It’s undeniable that the Lake District is abundant with natural beauty. Indeed, as the name ‘The Lake District’ or ‘The Lakes’ suggests, the area in the northwest of the UK is most well-known for its 16 majestic lakes. With the sublime, lofty mountains towering commandingly above them, the lakes can be dark and foreboding in the midst of winter or as tranquil as a mill pond, dazzling like a diamond as the sun dances on their surface on a summer’s day.
These little, (and in some cases extremely large with Windermere being the largest lake in England) dazzling, gem-like bodies of water have been the inspiration for many a painter and writer over the centuries and equally for the tourists who travel each year to gaze upon the beauty and splendour of the area. But what can’t be seen when you gaze over the awe-inspiring landscape of the Lake District national park is the Lake District slate, the hidden gem of the area!
What is slate and where is it Found?

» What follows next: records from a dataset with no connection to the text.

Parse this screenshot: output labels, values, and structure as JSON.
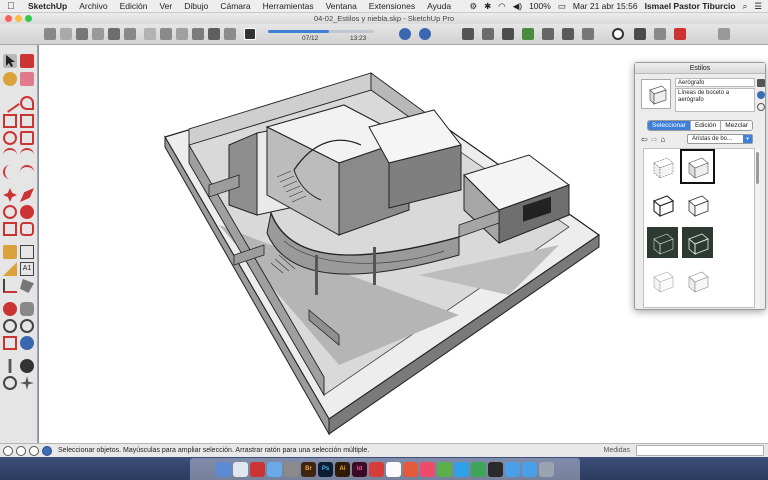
{
  "menubar": {
    "items": [
      "SketchUp",
      "Archivo",
      "Edición",
      "Ver",
      "Dibujo",
      "Cámara",
      "Herramientas",
      "Ventana",
      "Extensiones",
      "Ayuda"
    ],
    "battery": "100%",
    "datetime": "Mar 21 abr  15:56",
    "user": "Ismael Pastor Tiburcio"
  },
  "window": {
    "title": "04-02_Estilos y niebla.skp - SketchUp Pro"
  },
  "toolbar": {
    "scene_progress": 0.58,
    "scene_left_label": "07/12",
    "scene_right_label": "13:23"
  },
  "styles_panel": {
    "title": "Estilos",
    "style_name": "Aerógrafo",
    "style_description": "Líneas de boceto a aerógrafo",
    "tabs": [
      "Seleccionar",
      "Edición",
      "Mezclar"
    ],
    "active_tab": "Seleccionar",
    "collection": "Aristas de bo..."
  },
  "statusbar": {
    "message": "Seleccionar objetos. Mayúsculas para ampliar selección. Arrastrar ratón para una selección múltiple.",
    "measure_label": "Medidas",
    "measure_value": ""
  },
  "dock": {
    "apps": [
      "Br",
      "Ps",
      "Ai",
      "Id"
    ]
  }
}
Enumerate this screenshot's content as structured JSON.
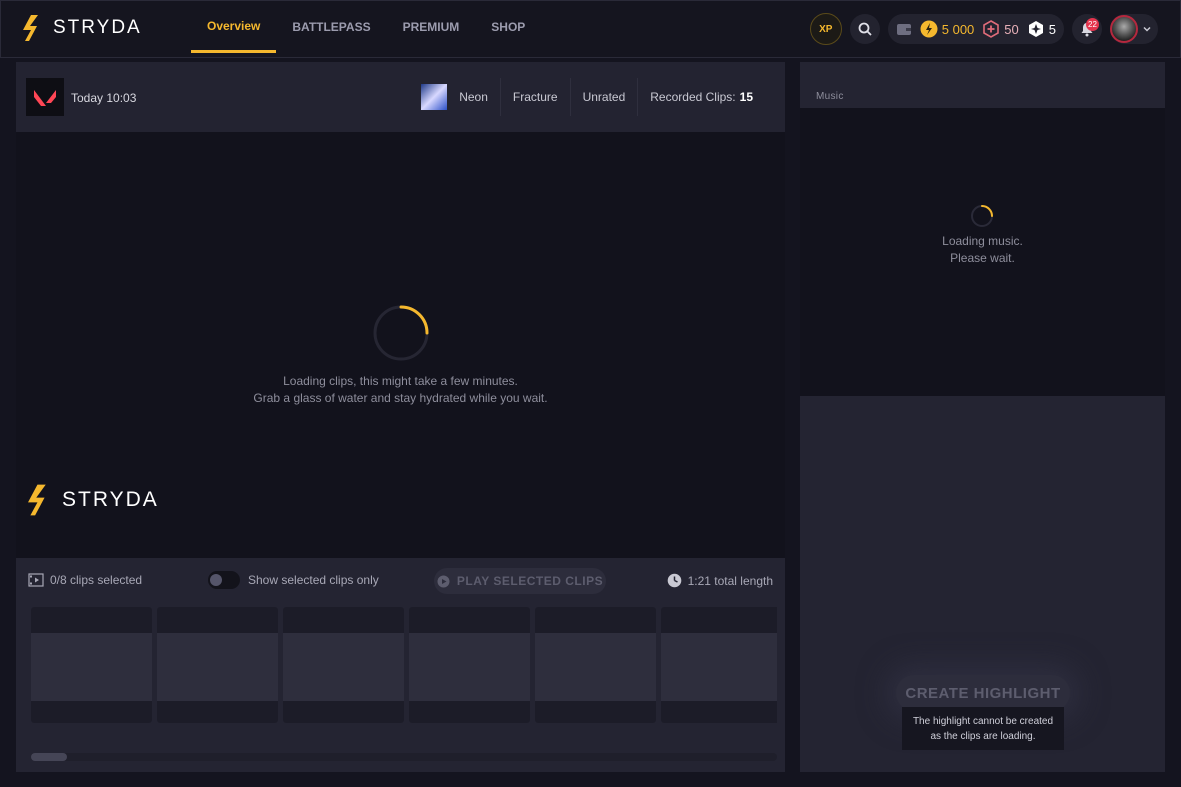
{
  "brand": {
    "name": "STRYDA"
  },
  "nav": {
    "tabs": [
      {
        "label": "Overview",
        "active": true
      },
      {
        "label": "BATTLEPASS",
        "active": false
      },
      {
        "label": "PREMIUM",
        "active": false
      },
      {
        "label": "SHOP",
        "active": false
      }
    ]
  },
  "toolbar": {
    "xp_label": "XP",
    "currencies": [
      {
        "icon": "bolt-coin-icon",
        "value": "5 000",
        "color": "#f5b82e"
      },
      {
        "icon": "plus-token-icon",
        "value": "50",
        "color": "#e06c7a"
      },
      {
        "icon": "star-token-icon",
        "value": "5",
        "color": "#ffffff"
      }
    ],
    "notifications_count": "22"
  },
  "match": {
    "time": "Today 10:03",
    "agent": "Neon",
    "map": "Fracture",
    "mode": "Unrated",
    "clips_label": "Recorded Clips:",
    "clips_count": "15"
  },
  "viewer": {
    "loading_line1": "Loading clips, this might take a few minutes.",
    "loading_line2": "Grab a glass of water and stay hydrated while you wait.",
    "watermark": "STRYDA"
  },
  "clips": {
    "selected": "0/8 clips selected",
    "toggle_label": "Show selected clips only",
    "toggle_on": false,
    "play_label": "PLAY SELECTED CLIPS",
    "total_length": "1:21 total length",
    "tile_count": 6
  },
  "music": {
    "label": "Music",
    "loading_line1": "Loading music.",
    "loading_line2": "Please wait."
  },
  "highlight": {
    "button_label": "CREATE HIGHLIGHT",
    "tooltip_line1": "The highlight cannot be created",
    "tooltip_line2": "as the clips are loading."
  },
  "colors": {
    "accent": "#f5b82e",
    "badge": "#e4344d",
    "valorant": "#ff4655"
  }
}
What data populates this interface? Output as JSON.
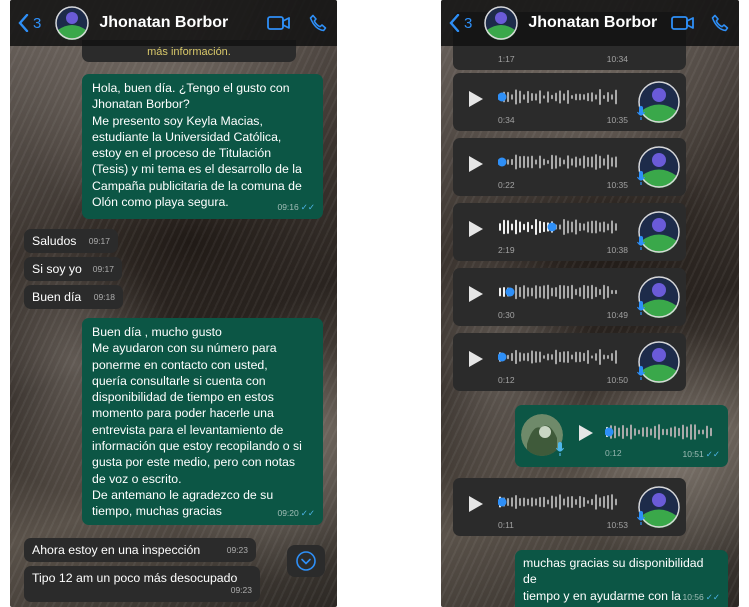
{
  "left": {
    "back_count": "3",
    "contact_name": "Jhonatan Borbor",
    "top_snippet": "más información.",
    "messages": [
      {
        "text": "Hola, buen día. ¿Tengo el gusto con\nJhonatan Borbor?\nMe presento soy Keyla Macias,\nestudiante la Universidad Católica,\nestoy en el proceso de Titulación\n(Tesis) y mi tema es el desarrollo de la\nCampaña publicitaria de la comuna de\nOlón como playa segura.",
        "time": "09:16"
      },
      {
        "text": "Saludos",
        "time": "09:17"
      },
      {
        "text": "Si soy yo",
        "time": "09:17"
      },
      {
        "text": "Buen día",
        "time": "09:18"
      },
      {
        "text": "Buen día , mucho gusto\nMe ayudaron con su número para\nponerme en contacto con usted,\nquería consultarle si cuenta con\ndisponibilidad de tiempo en estos\nmomento para poder hacerle una\nentrevista para el levantamiento de\ninformación que estoy recopilando o si\ngusta por este medio, pero con notas\nde voz o escrito.\nDe antemano le agradezco de su\ntiempo, muchas gracias",
        "time": "09:20"
      },
      {
        "text": "Ahora estoy en una inspección",
        "time": "09:23"
      },
      {
        "text": "Tipo 12 am un poco más desocupado",
        "time": "09:23"
      }
    ]
  },
  "right": {
    "back_count": "3",
    "contact_name": "Jhonatan Borbor",
    "voice_notes": [
      {
        "duration": "1:17",
        "time": "10:34"
      },
      {
        "duration": "0:34",
        "time": "10:35",
        "progress": 0.02
      },
      {
        "duration": "0:22",
        "time": "10:35",
        "progress": 0.02
      },
      {
        "duration": "2:19",
        "time": "10:38",
        "progress": 0.45
      },
      {
        "duration": "0:30",
        "time": "10:49",
        "progress": 0.1
      },
      {
        "duration": "0:12",
        "time": "10:50",
        "progress": 0.02
      },
      {
        "duration": "0:12",
        "time": "10:51",
        "progress": 0.02
      },
      {
        "duration": "0:11",
        "time": "10:53",
        "progress": 0.02
      }
    ],
    "final_message": {
      "text": "muchas gracias su disponibilidad de\ntiempo y en ayudarme con la\ninformación",
      "time": "10:56"
    }
  },
  "colors": {
    "outgoing": "#0c5645",
    "incoming": "#2b2b2b",
    "accent": "#2e8ff7",
    "read_tick": "#4fb7ec"
  },
  "icons": [
    "back-chevron-icon",
    "video-call-icon",
    "phone-call-icon",
    "play-icon",
    "mic-icon",
    "scroll-down-icon"
  ]
}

Slate, a metamorphic rock which takes its colour from the mineral structure and mineral grain size of its composition, is formed by the metamorphosis of clay, shale and volcanic ash and can either be collected from slate quarries or slate mines. Within the UK, slate can be found being quarried in Cornwall and mined in Wales and the Lake District. Being one of the remaining slate mines in the UK and indeed the last working slate mine in England, Honister Slate Mine uses ancient techniques to extract the natural slate stone from deep within Fleetwith Pike.

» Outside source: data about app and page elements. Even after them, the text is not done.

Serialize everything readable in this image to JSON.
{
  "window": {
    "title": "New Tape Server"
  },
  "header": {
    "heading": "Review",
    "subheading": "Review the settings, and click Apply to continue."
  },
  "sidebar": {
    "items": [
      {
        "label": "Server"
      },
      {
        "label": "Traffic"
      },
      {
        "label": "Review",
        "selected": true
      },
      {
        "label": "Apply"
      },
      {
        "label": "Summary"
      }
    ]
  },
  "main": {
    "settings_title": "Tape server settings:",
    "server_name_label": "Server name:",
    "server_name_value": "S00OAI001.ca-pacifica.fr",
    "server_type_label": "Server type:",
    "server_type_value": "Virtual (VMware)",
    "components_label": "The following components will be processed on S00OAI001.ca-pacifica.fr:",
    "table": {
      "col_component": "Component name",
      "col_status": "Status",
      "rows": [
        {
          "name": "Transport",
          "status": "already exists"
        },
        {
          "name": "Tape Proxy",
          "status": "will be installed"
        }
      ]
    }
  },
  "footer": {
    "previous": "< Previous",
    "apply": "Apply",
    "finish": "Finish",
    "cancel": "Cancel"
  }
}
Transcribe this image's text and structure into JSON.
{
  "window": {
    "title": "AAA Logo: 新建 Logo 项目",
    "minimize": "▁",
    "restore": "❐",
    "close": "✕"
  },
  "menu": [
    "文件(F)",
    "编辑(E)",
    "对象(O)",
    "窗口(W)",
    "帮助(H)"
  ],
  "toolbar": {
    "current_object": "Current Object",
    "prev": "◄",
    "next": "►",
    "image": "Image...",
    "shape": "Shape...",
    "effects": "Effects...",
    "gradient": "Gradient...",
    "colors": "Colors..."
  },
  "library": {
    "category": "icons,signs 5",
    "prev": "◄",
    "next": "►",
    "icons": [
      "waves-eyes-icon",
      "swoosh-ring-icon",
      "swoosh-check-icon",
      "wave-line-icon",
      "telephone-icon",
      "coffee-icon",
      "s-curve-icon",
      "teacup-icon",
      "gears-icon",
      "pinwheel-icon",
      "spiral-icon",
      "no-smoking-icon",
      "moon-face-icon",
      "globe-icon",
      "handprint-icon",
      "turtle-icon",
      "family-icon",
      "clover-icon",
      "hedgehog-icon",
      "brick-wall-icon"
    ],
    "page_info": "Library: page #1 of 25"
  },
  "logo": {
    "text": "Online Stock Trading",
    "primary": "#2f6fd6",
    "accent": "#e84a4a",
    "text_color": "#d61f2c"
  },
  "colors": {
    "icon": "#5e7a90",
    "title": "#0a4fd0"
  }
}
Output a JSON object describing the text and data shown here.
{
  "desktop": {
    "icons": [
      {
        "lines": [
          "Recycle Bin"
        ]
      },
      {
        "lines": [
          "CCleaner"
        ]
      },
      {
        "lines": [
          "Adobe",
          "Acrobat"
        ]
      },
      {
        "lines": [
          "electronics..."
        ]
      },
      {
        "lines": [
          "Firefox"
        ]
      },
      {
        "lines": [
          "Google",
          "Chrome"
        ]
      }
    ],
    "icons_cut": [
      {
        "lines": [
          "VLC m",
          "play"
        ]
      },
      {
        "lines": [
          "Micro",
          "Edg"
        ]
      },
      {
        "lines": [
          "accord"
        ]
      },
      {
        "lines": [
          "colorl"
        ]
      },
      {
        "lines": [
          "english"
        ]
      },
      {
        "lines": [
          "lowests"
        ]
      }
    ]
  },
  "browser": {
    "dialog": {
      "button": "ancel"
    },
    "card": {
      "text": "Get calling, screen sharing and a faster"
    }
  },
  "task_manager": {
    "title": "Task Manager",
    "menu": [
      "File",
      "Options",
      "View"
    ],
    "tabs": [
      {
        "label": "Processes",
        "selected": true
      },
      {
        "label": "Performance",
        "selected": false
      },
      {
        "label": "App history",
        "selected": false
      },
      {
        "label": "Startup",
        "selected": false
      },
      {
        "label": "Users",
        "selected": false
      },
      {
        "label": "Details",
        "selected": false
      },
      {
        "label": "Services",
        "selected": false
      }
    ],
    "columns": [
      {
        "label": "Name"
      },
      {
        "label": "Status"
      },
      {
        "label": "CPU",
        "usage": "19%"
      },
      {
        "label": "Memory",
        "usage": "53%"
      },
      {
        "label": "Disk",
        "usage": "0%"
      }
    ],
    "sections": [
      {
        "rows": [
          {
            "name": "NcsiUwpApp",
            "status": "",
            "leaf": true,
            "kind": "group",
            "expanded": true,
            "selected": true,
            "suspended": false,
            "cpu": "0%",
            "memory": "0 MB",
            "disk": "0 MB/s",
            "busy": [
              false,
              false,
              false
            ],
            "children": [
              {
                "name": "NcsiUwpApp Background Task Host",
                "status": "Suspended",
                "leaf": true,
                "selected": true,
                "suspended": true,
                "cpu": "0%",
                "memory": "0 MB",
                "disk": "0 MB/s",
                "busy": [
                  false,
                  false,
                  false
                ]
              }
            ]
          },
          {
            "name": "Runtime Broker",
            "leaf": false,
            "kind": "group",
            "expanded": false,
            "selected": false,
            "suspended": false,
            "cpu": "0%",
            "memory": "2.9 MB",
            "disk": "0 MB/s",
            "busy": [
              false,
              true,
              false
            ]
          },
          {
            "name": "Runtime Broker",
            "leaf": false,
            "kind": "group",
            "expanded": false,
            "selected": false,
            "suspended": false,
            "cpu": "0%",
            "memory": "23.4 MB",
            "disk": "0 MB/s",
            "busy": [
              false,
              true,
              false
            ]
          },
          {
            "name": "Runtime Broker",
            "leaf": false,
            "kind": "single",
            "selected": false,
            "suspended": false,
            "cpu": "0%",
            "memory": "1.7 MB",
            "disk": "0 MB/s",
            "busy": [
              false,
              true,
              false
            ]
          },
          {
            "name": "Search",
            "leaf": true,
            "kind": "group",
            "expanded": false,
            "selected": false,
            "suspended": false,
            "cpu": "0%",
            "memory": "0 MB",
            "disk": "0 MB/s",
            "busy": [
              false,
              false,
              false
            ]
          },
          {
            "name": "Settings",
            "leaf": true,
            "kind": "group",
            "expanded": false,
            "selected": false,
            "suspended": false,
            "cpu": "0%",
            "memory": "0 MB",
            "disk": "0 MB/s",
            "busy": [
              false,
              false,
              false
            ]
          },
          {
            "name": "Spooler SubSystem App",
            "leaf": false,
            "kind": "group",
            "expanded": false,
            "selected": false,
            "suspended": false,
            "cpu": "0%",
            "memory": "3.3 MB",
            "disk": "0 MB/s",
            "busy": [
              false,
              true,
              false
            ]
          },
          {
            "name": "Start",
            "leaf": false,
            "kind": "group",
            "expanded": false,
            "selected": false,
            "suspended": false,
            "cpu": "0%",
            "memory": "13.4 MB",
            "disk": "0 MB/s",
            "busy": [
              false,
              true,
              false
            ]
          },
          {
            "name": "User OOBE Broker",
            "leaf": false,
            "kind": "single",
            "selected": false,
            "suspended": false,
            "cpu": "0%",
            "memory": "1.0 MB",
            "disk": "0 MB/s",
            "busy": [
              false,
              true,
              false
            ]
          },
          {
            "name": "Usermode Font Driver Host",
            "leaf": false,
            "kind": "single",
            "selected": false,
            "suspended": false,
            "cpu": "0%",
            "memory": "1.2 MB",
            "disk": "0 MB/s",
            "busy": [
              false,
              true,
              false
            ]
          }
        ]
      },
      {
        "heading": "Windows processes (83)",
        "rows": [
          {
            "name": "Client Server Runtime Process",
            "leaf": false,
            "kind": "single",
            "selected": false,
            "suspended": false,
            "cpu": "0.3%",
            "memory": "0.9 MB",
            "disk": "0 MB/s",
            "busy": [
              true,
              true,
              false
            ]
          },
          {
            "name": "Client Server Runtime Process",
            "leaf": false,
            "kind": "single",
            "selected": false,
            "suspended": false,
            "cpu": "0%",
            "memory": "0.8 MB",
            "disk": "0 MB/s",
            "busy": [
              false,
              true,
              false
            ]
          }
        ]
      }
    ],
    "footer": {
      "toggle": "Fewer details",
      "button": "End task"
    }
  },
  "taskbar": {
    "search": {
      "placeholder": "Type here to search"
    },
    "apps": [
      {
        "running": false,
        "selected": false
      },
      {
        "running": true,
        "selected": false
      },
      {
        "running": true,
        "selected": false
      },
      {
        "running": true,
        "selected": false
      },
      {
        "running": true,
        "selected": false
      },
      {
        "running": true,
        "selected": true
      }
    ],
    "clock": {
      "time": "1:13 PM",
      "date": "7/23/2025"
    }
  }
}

Standing 2,126 feet high, Fleetwith Pike keeps a watchful eye over Buttermere, a 1.2-mile body of water nestled at the foot of the fell and the Honister Pass, a mountain pass which connects Seatoller in the Borrowdale Valley to Gatesgarth at the southern end of Buttermere. The Honister Pass snakes its way to an altitude of 1,167 feet, it’s one of the highest passes in the area and has the steepest gradient at 25%. It’s at the summit of Honister Pass where you’ll find Honister Slate Mine. The historic mines have been extracting slate from Fleetwith Pike mountain since 1643 but it is thought mining took place as early as during Roman times. With such a fascinating history why not book a Honister slate mine tour to see firsthand the passages and caverns deep within Fleetwith Pike, learn the 400-year history of the mine and be regaled with tales from the past.

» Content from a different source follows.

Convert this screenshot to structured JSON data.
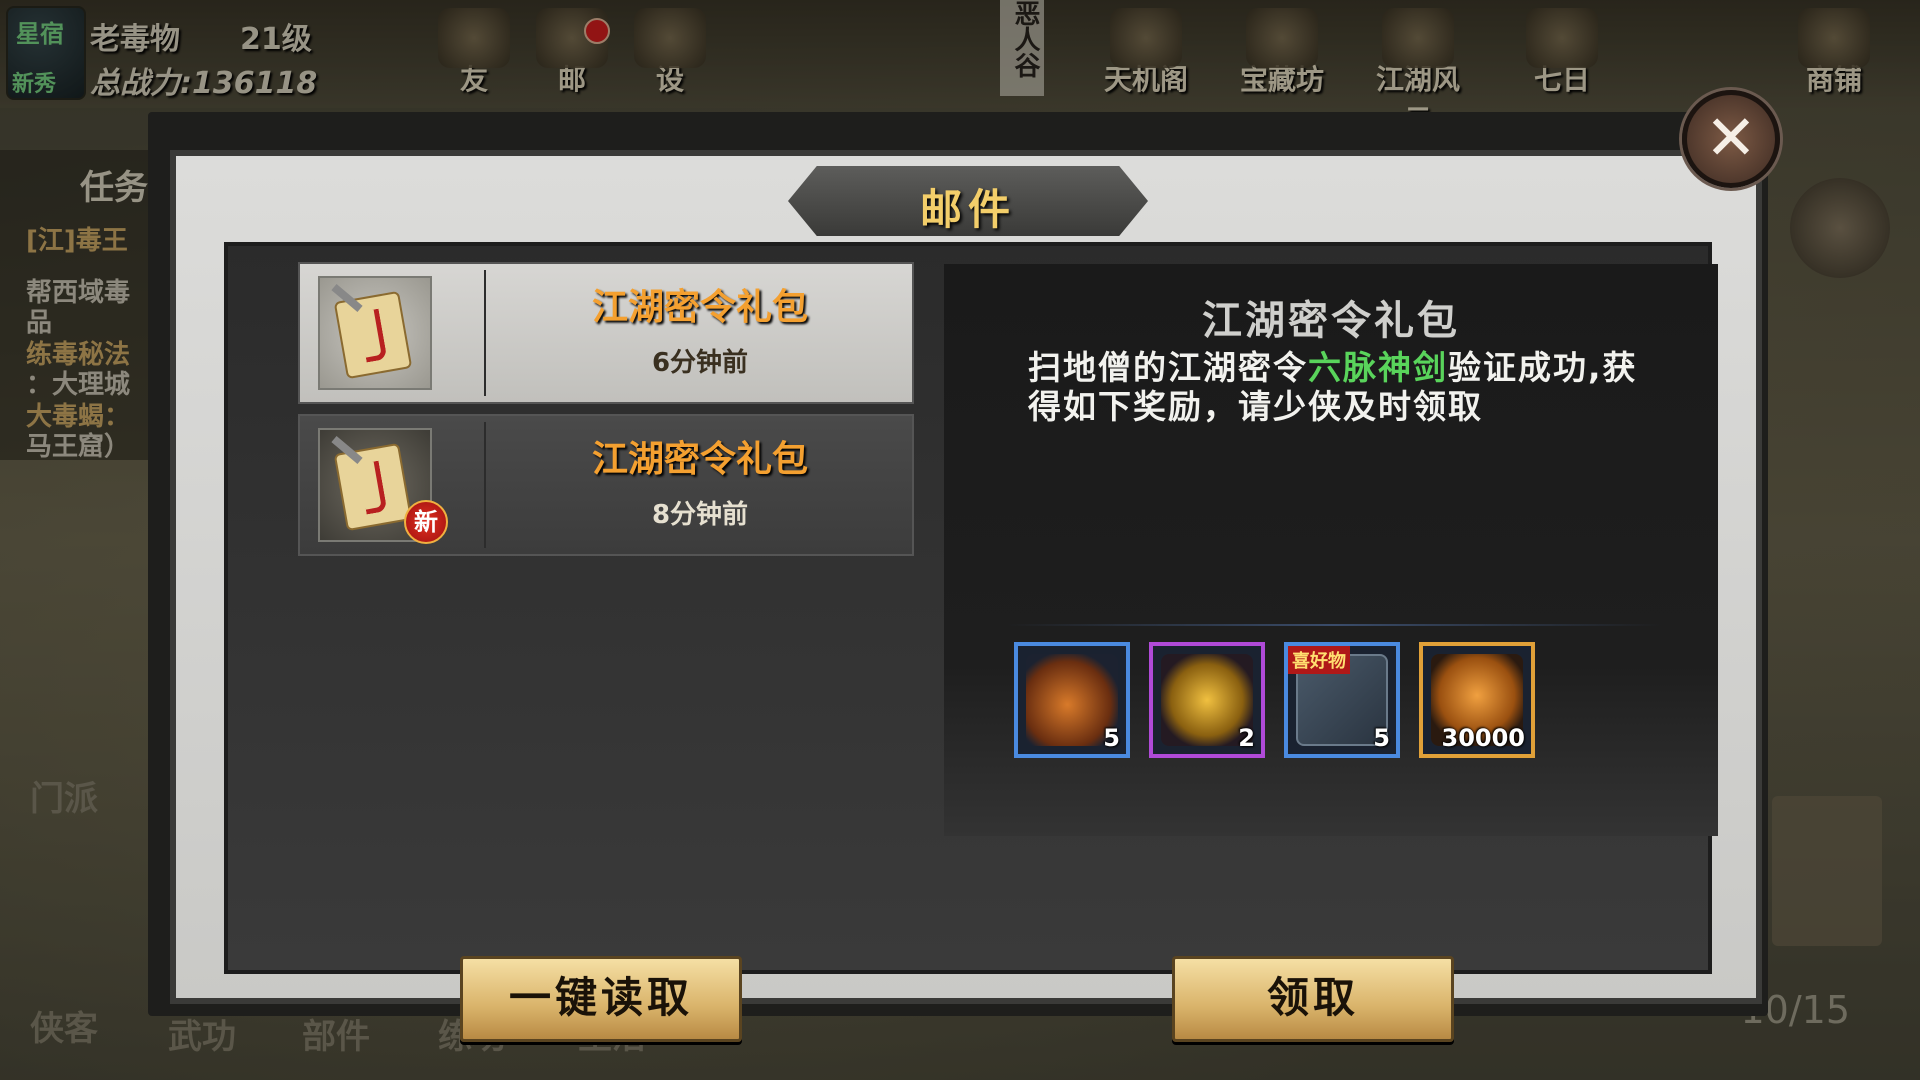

Just like gemstones created deep within the earth over millions of years, slowly forming their stunning unique characteristics, Honister green slate is 450-million-years-old. Every exquisite stone slab unearthed, a one-off masterpiece telling a story of its creation through its soft undulating striations for those who know how to read it. It’s due to the mineral composition within the landscape, being rich in Celadonite, that the slate has a beautiful green hue ranging from olive to dark green and results in Honister slate being one of the rarest types of slate. It seems fitting for slate created in such a breathtakingly beautiful area abundant with luscious greens in every shade to mirror its surroundings in such a way. And as it’s synonymous with the Lake District it’s know by many different names from around the area including Cumbrian green slate, Westmorland green slate, Lakeland green slate as well as Coniston green slate and Borrowdale green slate.
The Properties of Slate
The composition of the slate not only gives it its stunning appearance but also means it’s incredibly resistant to weathering and erosion. This durable, waterproof, natural material also has great insulating properties and is resistant to heat. All these exceptional properties of slate together with the ability to cut and shape slate means it lends itself beautifully to a multitude of uses.
The Uses for Slate
The most common use for slate is as slate roof tiles. Honister has quite the pedigree here with their natural Cumbrian slate roof tiles having been used on Buckingham Palace and St Pauls Cathedral no less. But with such stunning characteristics why stop with the roof? Outside garden features, such as tables and benches as well as water features will mean you’ll be keeping up with the Jones’. Why not add some Honister green slate paving and perhaps some small pieces of slate know as slate chippings or some slate dust / tailings which are smaller than chippings and ideal for paths and boarders to make your garden Chelsea flower show ready. Whether you’re thinking indoor or outdoor for your slate lintels, sills or steps, slate is the right choice for that showstopper piece of architecture which has functionality in abundance alongside good looks.
When it comes to flooring and wall coverings you can’t go wrong with slate. Honister green slate floor tiles come in a natural / riven or a honed / polished finished, both are equally stunning and durable to stand up to the test in the busiest of households meaning whichever you choose, you and your guests will be admiring them for years to come. And when it comes to wall finishings, green slate wall tiles in a bathroom will really elevate your space to the next level, giving that sumptuous spa like feel. Equally with its durable and heat resistant qualities slate makes for an outstanding worktop or hearth that will really create the wow factor.
With our exceptional craftspeople at Honister we can create everything for your home from handcrafted slate tableware and kitchenware to slate jewellery, chessboards and doorknobs and even create bespoke slate sculptures for your garden, the possibilities truly are endless.
With Honister green slate’s exceptional properties of durability and heat resistance coupled with being a sustainable option as slate can be reused or recycled and being visually stunning and unique with timeless appeal, it really is a gem hiding within the Lake District National Park.
With our years of experience, highly skilled craftspeople and exceptionally stunning green slate, Honister truly is the UK slate company to go to for all your slate product. If you are looking to feature slate in your home please feel free to contact us to discuss.